Exercise instructions:
If a line in the records below holds the word "icon", copy it.

*** Exercise materials

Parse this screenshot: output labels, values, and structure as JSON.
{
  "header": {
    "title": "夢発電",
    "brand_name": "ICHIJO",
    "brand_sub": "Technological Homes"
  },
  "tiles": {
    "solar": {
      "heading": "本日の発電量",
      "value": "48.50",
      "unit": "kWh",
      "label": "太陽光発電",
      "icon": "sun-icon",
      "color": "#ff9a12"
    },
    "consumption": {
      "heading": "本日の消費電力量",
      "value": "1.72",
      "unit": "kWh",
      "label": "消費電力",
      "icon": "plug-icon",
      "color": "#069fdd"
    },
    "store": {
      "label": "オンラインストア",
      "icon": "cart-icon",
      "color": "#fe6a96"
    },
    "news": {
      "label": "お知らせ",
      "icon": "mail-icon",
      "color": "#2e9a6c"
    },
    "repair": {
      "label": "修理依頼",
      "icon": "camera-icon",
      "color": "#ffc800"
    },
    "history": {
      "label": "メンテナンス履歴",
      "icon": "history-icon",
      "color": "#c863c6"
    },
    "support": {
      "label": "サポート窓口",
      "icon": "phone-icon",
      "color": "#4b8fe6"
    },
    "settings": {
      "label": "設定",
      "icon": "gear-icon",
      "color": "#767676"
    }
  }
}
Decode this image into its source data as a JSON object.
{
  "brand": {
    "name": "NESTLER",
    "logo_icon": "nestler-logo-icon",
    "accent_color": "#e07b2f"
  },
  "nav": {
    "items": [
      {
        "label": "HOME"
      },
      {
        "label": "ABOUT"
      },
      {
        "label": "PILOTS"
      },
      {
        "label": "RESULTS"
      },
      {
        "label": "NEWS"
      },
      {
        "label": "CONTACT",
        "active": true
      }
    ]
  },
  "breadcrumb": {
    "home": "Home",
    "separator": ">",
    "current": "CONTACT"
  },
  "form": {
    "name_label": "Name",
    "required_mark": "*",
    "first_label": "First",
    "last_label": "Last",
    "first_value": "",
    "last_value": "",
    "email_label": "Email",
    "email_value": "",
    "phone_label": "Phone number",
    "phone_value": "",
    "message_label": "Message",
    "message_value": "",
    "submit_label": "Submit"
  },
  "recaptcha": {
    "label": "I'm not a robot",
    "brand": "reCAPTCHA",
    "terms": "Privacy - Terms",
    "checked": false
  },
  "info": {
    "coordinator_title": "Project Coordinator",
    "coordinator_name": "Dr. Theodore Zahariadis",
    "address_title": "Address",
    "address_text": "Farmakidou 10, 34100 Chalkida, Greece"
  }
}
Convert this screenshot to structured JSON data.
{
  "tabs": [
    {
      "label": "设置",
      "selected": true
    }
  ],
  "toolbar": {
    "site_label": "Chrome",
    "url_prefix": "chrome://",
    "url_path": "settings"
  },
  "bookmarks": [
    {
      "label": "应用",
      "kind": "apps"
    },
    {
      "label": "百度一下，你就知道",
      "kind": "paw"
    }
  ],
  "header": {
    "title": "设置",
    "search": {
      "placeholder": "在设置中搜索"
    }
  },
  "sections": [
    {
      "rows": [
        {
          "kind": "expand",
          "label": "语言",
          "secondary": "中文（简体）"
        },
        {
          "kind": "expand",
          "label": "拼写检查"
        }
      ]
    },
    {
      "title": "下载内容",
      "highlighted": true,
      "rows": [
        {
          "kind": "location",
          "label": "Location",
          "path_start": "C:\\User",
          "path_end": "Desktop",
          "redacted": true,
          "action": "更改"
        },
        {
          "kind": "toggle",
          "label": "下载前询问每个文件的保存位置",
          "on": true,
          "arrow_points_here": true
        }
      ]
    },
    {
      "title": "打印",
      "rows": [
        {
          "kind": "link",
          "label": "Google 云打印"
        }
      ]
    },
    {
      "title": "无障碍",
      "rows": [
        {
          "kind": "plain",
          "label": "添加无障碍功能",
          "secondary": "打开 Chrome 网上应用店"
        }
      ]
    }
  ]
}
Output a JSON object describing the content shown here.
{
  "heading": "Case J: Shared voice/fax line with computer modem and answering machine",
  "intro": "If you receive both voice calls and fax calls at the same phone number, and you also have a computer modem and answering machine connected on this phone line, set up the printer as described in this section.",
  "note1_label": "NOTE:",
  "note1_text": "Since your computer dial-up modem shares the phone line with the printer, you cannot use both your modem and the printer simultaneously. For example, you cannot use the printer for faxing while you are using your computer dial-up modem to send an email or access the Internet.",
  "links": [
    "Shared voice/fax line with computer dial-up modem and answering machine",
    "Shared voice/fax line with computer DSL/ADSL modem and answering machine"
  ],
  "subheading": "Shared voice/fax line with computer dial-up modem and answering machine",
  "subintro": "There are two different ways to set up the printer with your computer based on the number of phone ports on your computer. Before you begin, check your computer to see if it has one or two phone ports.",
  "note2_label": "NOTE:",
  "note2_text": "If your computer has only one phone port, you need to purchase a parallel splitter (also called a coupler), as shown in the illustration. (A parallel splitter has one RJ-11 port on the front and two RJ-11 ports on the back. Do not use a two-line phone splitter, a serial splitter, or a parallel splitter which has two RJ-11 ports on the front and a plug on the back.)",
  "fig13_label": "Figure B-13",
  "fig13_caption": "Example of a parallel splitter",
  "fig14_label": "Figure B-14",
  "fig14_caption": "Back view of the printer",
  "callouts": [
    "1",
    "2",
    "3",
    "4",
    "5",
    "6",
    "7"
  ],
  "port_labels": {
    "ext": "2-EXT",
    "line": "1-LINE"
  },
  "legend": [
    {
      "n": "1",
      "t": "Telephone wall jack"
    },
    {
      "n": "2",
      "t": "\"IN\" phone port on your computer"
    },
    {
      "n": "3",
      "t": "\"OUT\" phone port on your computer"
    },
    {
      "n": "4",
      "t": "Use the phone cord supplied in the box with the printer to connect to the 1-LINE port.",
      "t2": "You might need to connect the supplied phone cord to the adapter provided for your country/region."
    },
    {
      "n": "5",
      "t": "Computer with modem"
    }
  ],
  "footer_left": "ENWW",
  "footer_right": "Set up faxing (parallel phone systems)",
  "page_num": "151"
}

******

Solution to this problem:
      "icon": "sun-icon",
      "icon": "plug-icon",
      "icon": "cart-icon",
      "icon": "mail-icon",
      "icon": "camera-icon",
      "icon": "history-icon",
      "icon": "phone-icon",
      "icon": "gear-icon",
    "logo_icon": "nestler-logo-icon",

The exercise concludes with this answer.